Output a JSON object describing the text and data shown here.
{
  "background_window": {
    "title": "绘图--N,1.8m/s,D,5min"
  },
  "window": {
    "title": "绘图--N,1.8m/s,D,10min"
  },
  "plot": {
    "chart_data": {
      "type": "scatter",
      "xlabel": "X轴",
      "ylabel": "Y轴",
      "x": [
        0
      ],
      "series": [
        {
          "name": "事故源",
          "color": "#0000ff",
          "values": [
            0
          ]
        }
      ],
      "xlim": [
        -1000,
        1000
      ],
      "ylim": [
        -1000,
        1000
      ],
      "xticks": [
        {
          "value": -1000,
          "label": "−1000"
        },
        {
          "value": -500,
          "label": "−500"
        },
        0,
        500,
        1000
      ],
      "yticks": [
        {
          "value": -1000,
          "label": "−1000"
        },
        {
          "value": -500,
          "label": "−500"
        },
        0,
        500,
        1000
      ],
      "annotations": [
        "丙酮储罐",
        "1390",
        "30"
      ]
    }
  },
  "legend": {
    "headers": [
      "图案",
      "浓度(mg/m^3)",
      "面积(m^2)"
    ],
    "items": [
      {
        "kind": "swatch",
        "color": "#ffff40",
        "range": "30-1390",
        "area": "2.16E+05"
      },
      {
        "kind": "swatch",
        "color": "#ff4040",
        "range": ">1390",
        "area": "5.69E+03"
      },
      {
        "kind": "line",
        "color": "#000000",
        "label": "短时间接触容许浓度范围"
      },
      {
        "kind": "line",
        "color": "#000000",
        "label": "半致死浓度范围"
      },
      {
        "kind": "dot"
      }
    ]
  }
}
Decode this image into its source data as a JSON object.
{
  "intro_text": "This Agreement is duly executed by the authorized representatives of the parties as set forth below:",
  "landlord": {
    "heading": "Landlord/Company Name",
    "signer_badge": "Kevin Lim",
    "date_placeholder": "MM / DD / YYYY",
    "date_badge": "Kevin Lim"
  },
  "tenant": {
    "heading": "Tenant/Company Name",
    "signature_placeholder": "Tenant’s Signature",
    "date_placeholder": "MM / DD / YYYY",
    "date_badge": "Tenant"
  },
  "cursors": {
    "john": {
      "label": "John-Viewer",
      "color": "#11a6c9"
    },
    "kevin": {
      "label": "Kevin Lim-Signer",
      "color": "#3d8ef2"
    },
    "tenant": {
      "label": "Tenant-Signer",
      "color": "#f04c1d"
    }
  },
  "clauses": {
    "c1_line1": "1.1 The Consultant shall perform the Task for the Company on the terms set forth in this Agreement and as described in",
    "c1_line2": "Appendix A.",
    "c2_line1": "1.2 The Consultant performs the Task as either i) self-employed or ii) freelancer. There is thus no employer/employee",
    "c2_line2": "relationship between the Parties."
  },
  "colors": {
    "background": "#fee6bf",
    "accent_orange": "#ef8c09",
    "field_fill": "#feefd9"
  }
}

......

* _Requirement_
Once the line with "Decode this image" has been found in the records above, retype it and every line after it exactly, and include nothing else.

* _Task solution_
Decode this image into its source data as a JSON object.
{
  "intro_text": "This Agreement is duly executed by the authorized representatives of the parties as set forth below:",
  "landlord": {
    "heading": "Landlord/Company Name",
    "signer_badge": "Kevin Lim",
    "date_placeholder": "MM / DD / YYYY",
    "date_badge": "Kevin Lim"
  },
  "tenant": {
    "heading": "Tenant/Company Name",
    "signature_placeholder": "Tenant’s Signature",
    "date_placeholder": "MM / DD / YYYY",
    "date_badge": "Tenant"
  },
  "cursors": {
    "john": {
      "label": "John-Viewer",
      "color": "#11a6c9"
    },
    "kevin": {
      "label": "Kevin Lim-Signer",
      "color": "#3d8ef2"
    },
    "tenant": {
      "label": "Tenant-Signer",
      "color": "#f04c1d"
    }
  },
  "clauses": {
    "c1_line1": "1.1 The Consultant shall perform the Task for the Company on the terms set forth in this Agreement and as described in",
    "c1_line2": "Appendix A.",
    "c2_line1": "1.2 The Consultant performs the Task as either i) self-employed or ii) freelancer. There is thus no employer/employee",
    "c2_line2": "relationship between the Parties."
  },
  "colors": {
    "background": "#fee6bf",
    "accent_orange": "#ef8c09",
    "field_fill": "#feefd9"
  }
}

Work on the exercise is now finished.